**INFORMATION SUPPLIED**:
____

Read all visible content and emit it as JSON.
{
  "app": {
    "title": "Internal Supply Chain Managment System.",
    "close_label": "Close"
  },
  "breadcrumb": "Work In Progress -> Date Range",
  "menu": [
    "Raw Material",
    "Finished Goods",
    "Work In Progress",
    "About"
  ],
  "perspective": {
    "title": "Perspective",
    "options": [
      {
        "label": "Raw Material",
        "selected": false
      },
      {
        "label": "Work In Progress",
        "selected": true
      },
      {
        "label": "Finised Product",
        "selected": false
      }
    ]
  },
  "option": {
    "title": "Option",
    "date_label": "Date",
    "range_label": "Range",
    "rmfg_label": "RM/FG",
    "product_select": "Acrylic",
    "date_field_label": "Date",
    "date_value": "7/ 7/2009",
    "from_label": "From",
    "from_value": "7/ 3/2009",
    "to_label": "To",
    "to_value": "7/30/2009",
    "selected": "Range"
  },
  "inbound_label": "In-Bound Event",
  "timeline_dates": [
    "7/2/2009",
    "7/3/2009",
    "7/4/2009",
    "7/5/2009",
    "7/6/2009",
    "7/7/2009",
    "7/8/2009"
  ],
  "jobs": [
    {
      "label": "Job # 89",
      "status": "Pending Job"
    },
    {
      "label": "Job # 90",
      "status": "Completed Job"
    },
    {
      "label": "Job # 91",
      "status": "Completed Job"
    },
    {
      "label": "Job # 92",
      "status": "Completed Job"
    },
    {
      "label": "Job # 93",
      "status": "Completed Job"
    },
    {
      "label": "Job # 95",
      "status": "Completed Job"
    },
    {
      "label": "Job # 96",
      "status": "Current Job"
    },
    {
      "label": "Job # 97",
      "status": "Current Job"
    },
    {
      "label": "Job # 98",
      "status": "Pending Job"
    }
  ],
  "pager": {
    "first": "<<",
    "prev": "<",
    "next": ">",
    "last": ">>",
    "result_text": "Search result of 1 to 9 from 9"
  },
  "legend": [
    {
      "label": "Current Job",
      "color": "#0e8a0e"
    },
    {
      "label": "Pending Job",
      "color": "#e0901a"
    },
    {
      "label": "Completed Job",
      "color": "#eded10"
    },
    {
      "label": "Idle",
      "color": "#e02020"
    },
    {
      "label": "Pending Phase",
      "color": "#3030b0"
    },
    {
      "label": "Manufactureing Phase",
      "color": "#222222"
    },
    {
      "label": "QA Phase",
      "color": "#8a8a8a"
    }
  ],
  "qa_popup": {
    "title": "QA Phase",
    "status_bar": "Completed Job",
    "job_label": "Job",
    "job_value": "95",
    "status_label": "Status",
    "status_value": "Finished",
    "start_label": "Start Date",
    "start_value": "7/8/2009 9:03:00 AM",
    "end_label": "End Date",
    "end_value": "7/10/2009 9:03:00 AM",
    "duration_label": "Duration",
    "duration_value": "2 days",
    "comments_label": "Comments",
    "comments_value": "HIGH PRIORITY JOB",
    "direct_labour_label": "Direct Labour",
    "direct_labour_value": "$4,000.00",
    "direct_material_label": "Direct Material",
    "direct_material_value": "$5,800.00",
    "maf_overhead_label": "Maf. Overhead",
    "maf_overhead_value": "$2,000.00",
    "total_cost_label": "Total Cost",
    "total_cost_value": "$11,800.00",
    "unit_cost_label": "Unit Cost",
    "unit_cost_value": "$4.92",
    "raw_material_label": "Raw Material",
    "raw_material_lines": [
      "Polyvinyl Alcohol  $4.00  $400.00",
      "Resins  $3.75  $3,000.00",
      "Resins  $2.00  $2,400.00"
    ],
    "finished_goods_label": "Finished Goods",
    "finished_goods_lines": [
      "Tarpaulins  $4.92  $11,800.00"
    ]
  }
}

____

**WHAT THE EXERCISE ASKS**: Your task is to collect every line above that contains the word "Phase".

**TASK ANSWER**:
      "label": "Pending Phase",
      "label": "Manufactureing Phase",
      "label": "QA Phase",
    "title": "QA Phase",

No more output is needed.